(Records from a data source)
========

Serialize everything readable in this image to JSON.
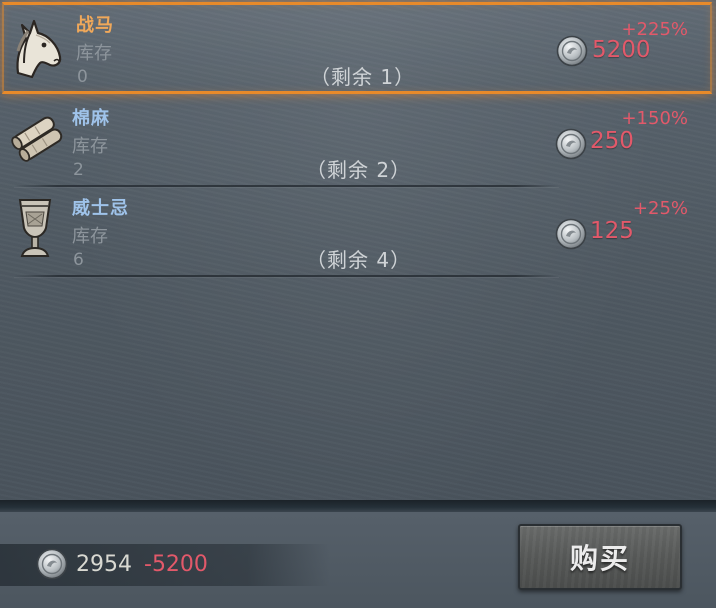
{
  "items": [
    {
      "name": "战马",
      "name_color": "#f0a85a",
      "icon": "horse-head-icon",
      "stock_label": "库存",
      "stock": "0",
      "remaining": "（剩余 1）",
      "bonus": "+225%",
      "price": "5200",
      "selected": true
    },
    {
      "name": "棉麻",
      "name_color": "#9fc3ea",
      "icon": "cloth-roll-icon",
      "stock_label": "库存",
      "stock": "2",
      "remaining": "（剩余 2）",
      "bonus": "+150%",
      "price": "250",
      "selected": false
    },
    {
      "name": "威士忌",
      "name_color": "#9fc3ea",
      "icon": "goblet-icon",
      "stock_label": "库存",
      "stock": "6",
      "remaining": "（剩余 4）",
      "bonus": "+25%",
      "price": "125",
      "selected": false
    }
  ],
  "footer": {
    "currency_icon": "silver-coin-icon",
    "balance": "2954",
    "balance_delta": "-5200",
    "buy_label": "购买"
  },
  "colors": {
    "selected_border": "#e88a2a",
    "price_red": "#e2596a",
    "rare_name": "#f0a85a",
    "common_name": "#9fc3ea"
  }
}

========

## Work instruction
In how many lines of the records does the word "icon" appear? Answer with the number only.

## Answer to this task
4